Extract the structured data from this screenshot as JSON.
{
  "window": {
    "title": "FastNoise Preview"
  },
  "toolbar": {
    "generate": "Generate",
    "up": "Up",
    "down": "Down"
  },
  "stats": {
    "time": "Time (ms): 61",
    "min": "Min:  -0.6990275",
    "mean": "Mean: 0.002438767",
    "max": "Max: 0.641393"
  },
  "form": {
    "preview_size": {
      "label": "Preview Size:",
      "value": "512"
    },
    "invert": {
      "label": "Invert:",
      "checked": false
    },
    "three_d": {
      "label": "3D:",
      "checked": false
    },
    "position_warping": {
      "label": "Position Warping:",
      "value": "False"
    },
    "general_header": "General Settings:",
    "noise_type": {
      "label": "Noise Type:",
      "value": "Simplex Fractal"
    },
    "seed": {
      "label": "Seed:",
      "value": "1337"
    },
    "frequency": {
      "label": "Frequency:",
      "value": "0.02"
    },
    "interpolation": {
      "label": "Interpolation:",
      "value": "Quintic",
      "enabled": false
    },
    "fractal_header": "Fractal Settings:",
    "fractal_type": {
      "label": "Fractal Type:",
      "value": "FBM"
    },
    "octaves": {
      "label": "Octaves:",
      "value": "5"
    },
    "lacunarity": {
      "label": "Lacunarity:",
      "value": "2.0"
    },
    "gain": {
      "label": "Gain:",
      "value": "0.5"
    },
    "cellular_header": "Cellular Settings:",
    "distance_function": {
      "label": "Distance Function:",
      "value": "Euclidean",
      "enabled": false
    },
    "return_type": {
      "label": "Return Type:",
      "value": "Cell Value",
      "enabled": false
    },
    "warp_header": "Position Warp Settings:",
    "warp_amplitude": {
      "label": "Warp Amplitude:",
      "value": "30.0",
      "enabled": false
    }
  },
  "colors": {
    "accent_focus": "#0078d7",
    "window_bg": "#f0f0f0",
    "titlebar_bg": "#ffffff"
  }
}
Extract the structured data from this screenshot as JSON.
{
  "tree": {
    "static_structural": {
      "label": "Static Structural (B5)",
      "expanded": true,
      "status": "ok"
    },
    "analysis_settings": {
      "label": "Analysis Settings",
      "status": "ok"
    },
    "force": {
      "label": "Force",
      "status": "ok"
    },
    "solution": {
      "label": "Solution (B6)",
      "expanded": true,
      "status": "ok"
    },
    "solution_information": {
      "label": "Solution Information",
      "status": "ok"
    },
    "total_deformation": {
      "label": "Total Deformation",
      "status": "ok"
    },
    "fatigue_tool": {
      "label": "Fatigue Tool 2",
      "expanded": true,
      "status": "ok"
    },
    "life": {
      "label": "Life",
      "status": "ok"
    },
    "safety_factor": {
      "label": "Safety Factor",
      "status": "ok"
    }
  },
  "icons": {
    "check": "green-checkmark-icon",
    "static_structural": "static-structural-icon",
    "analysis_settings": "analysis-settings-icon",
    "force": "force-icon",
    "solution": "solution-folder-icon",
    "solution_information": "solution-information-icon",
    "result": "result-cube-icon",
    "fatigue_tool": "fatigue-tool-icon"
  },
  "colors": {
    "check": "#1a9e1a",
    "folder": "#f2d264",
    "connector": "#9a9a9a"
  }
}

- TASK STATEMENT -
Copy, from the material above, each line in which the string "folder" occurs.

- ANSWER BELOW -
    "solution": "solution-folder-icon",
    "folder": "#f2d264",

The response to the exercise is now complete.